Timothy jumped into bed that night certain that the bad dreams were behind him. Today had gone so well with so many people that cared about him, that the burning hair and the standing millipede seemed like a memory from another lifetime. He flipped through his notebook, his mind’s eye pulling up drawings made long ago from behind others he’d made more recently. A tear rolled down his cheek as he remembered the boy he was when he drew some of them; his mother, his siblings, they were good memories.
He pulled one drawing after another into his mind, before lovingly filing them back away, but as he did, an image he didn’t remember drawing began to ask for his attention. Timothy tried to ignore it, he knew so many he wanted to remember first, but the more he tried to focus on others, the louder this drawing demanded to be let out. Timothy finally relented and considered the unruly image. It was familiar somehow, but he couldn’t quite remember drawing it; the sharp scent of burnt hair suddenly filled the air around him.
Timothy threw his most prized possession across the room and hid beneath his covers. He couldn’t believe it. There, buried in drawings he could have only made years ago and covered with dozens since, had been the silhouette of the standing millipede figure. And not just once, it was in dozens of pages, perhaps every last one if he had the courage to check them all. How could it be? He hadn’t even had the time to draw that terrible thing. In fact, he hadn’t drawn today at all, and he’d only first seen it last night! Now that he thought of it, he was sure he hadn’t taken the notebook with him to the asylum, so how did it get there? One thing was certain, the peaceful night’s rest Timothy had looked forward to, would not be coming tonight.

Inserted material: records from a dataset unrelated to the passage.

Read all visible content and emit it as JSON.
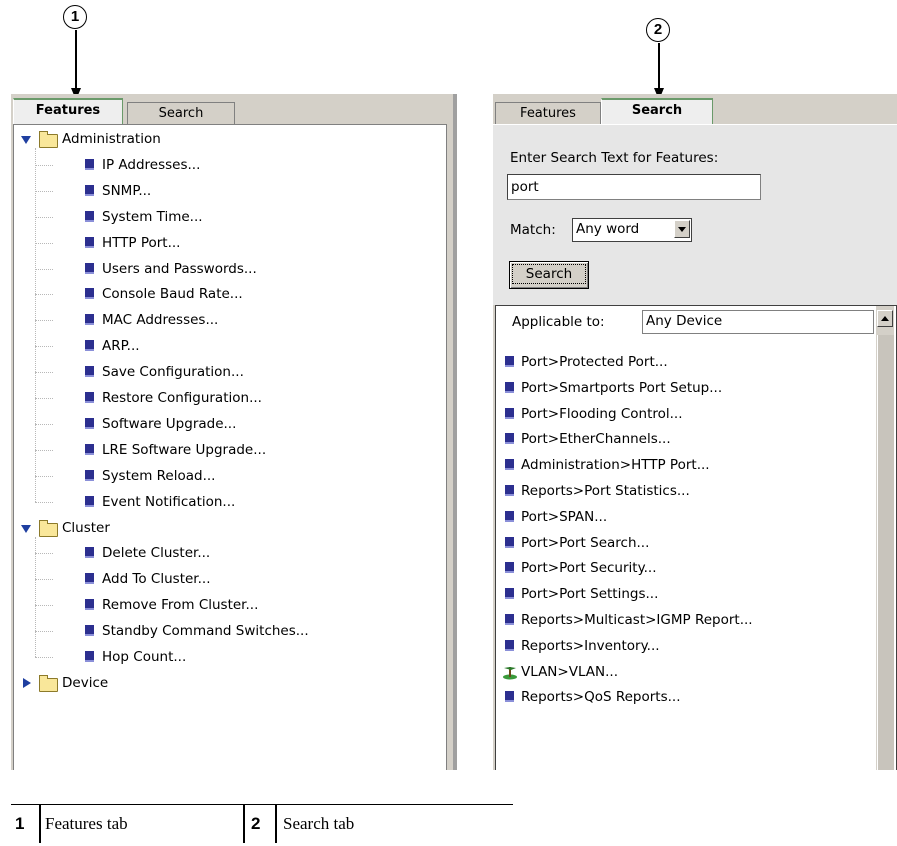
{
  "callouts": [
    {
      "label": "1"
    },
    {
      "label": "2"
    }
  ],
  "left_panel": {
    "tabs": [
      "Features",
      "Search"
    ],
    "tree": [
      {
        "type": "folder",
        "label": "Administration",
        "expanded": true
      },
      {
        "type": "item",
        "label": "IP Addresses..."
      },
      {
        "type": "item",
        "label": "SNMP..."
      },
      {
        "type": "item",
        "label": "System Time..."
      },
      {
        "type": "item",
        "label": "HTTP Port..."
      },
      {
        "type": "item",
        "label": "Users and Passwords..."
      },
      {
        "type": "item",
        "label": "Console Baud Rate..."
      },
      {
        "type": "item",
        "label": "MAC Addresses..."
      },
      {
        "type": "item",
        "label": "ARP..."
      },
      {
        "type": "item",
        "label": "Save Configuration..."
      },
      {
        "type": "item",
        "label": "Restore Configuration..."
      },
      {
        "type": "item",
        "label": "Software Upgrade..."
      },
      {
        "type": "item",
        "label": "LRE Software Upgrade..."
      },
      {
        "type": "item",
        "label": "System Reload..."
      },
      {
        "type": "item",
        "label": "Event Notification..."
      },
      {
        "type": "folder",
        "label": "Cluster",
        "expanded": true
      },
      {
        "type": "item",
        "label": "Delete Cluster..."
      },
      {
        "type": "item",
        "label": "Add To Cluster..."
      },
      {
        "type": "item",
        "label": "Remove From Cluster..."
      },
      {
        "type": "item",
        "label": "Standby Command Switches..."
      },
      {
        "type": "item",
        "label": "Hop Count..."
      },
      {
        "type": "folder",
        "label": "Device",
        "expanded": false
      }
    ]
  },
  "right_panel": {
    "tabs": [
      "Features",
      "Search"
    ],
    "search_label": "Enter Search Text for Features:",
    "search_value": "port",
    "match_label": "Match:",
    "match_value": "Any word",
    "search_button": "Search",
    "applicable_label": "Applicable to:",
    "applicable_value": "Any Device",
    "results": [
      {
        "label": "Port>Protected Port...",
        "icon": "feature-icon"
      },
      {
        "label": "Port>Smartports Port Setup...",
        "icon": "feature-icon"
      },
      {
        "label": "Port>Flooding Control...",
        "icon": "feature-icon"
      },
      {
        "label": "Port>EtherChannels...",
        "icon": "feature-icon"
      },
      {
        "label": "Administration>HTTP Port...",
        "icon": "feature-icon"
      },
      {
        "label": "Reports>Port Statistics...",
        "icon": "feature-icon"
      },
      {
        "label": "Port>SPAN...",
        "icon": "feature-icon"
      },
      {
        "label": "Port>Port Search...",
        "icon": "feature-icon"
      },
      {
        "label": "Port>Port Security...",
        "icon": "feature-icon"
      },
      {
        "label": "Port>Port Settings...",
        "icon": "feature-icon"
      },
      {
        "label": "Reports>Multicast>IGMP Report...",
        "icon": "feature-icon"
      },
      {
        "label": "Reports>Inventory...",
        "icon": "feature-icon"
      },
      {
        "label": "VLAN>VLAN...",
        "icon": "vlan-icon"
      },
      {
        "label": "Reports>QoS Reports...",
        "icon": "feature-icon"
      }
    ]
  },
  "legend": [
    {
      "num": "1",
      "text": "Features tab"
    },
    {
      "num": "2",
      "text": "Search tab"
    }
  ]
}
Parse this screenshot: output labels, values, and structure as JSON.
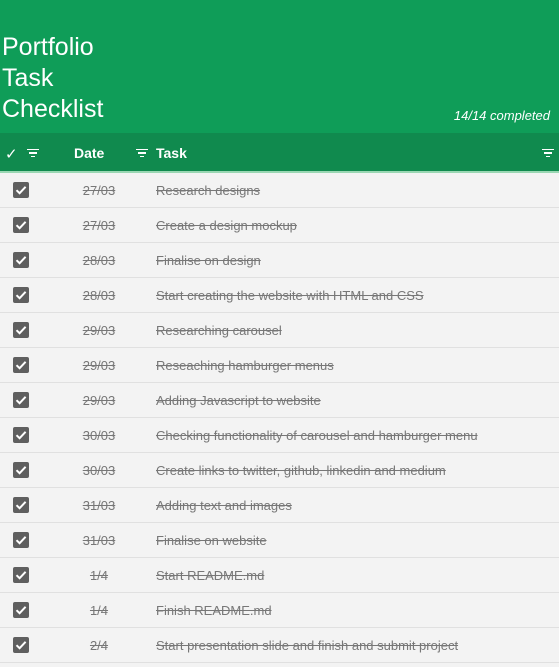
{
  "header": {
    "title_lines": [
      "Portfolio",
      "Task",
      "Checklist"
    ],
    "progress": "14/14 completed",
    "color": "#0f9d58"
  },
  "columns": {
    "check": "✓",
    "date": "Date",
    "task": "Task",
    "color": "#108a4e"
  },
  "tasks": [
    {
      "date": "27/03",
      "task": "Research designs",
      "done": true
    },
    {
      "date": "27/03",
      "task": "Create a design mockup",
      "done": true
    },
    {
      "date": "28/03",
      "task": "Finalise on design",
      "done": true
    },
    {
      "date": "28/03",
      "task": "Start creating the website with HTML and CSS",
      "done": true
    },
    {
      "date": "29/03",
      "task": "Researching carousel",
      "done": true
    },
    {
      "date": "29/03",
      "task": "Reseaching hamburger menus",
      "done": true
    },
    {
      "date": "29/03",
      "task": "Adding Javascript to website",
      "done": true
    },
    {
      "date": "30/03",
      "task": "Checking functionality of carousel and hamburger menu",
      "done": true
    },
    {
      "date": "30/03",
      "task": "Create links to twitter, github, linkedin and medium",
      "done": true
    },
    {
      "date": "31/03",
      "task": "Adding text and images",
      "done": true
    },
    {
      "date": "31/03",
      "task": "Finalise on website",
      "done": true
    },
    {
      "date": "1/4",
      "task": "Start README.md",
      "done": true
    },
    {
      "date": "1/4",
      "task": "Finish README.md",
      "done": true
    },
    {
      "date": "2/4",
      "task": "Start presentation slide and finish and submit project",
      "done": true
    }
  ]
}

Though the townsfolk worked feverishly to find and free any survivors from the smoldering remains of the asylum, it had become clear that, that time had come and gone. Every man woman and child out there now knew that anything they found at this point would be burnt beyond hope if not entirely ash. Most of the walls and even some sections of the roof remained, but the façade only served to hide the true horror of what happened there the night before.

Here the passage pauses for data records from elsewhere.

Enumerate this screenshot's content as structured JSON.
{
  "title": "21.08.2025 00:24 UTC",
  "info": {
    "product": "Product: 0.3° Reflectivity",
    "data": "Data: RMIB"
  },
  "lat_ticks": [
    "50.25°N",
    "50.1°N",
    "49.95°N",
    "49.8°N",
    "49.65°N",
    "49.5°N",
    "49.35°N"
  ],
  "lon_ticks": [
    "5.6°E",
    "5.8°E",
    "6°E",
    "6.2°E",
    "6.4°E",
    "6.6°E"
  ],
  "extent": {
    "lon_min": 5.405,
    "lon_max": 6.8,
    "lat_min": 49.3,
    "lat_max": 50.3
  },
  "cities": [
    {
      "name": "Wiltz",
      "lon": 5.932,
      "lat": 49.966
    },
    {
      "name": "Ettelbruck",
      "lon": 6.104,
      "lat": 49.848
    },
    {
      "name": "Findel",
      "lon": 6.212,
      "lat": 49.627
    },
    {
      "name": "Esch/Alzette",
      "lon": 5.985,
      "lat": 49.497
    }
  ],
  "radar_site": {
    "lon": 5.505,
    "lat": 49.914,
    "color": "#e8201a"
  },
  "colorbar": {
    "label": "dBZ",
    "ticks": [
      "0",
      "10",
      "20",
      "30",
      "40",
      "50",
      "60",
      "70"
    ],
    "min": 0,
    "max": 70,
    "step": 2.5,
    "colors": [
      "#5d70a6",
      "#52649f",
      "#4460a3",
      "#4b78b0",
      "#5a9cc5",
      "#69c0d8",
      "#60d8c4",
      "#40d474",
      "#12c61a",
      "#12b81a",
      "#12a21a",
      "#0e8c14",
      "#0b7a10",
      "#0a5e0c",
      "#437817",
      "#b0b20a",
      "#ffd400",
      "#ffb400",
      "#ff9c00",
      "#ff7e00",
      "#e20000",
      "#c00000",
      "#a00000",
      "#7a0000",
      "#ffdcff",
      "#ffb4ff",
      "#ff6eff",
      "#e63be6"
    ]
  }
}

The interior of the asylum had been utterly gutted by the blaze. Worse, the skeletons or charred remains of every last resident lay in heaps or still chained to the walls outside of their rooms. No one could say how they had gotten there, but it was as if someone decorated the halls of the asylum with their living victims before setting the building ablaze. And something else no one could explain; the image of what could only be described as a millipede standing upright was drawn in soot above each of the bodies, along with the words “Cleanse the asylum, prepare for his arrival”.
The staff on hand that night was thin but fared no better. Everyone that had been working that evening had died in the fire, including Timothy’s favorite, Mae. Saddest of all, outside, his leg lodged under fallen debris, the notebook his mother gave him still clutched in his right hand, lay Timothy. When they first found him, he looked to be fine, but when they rolled him over, his entire left side was scorched to the bone.
It’s been more than 30 years and what is left of the building still stands. Be it for fear, a sense of respect or both, no one has dared to set foot in the there since. That said, some now claim to hear noises coming from the old asylum. And others even claim to have seen a shadow lurking on the outskirts of Bravado… a shadow of what witnesses describe as “a millipede that stands like a man.”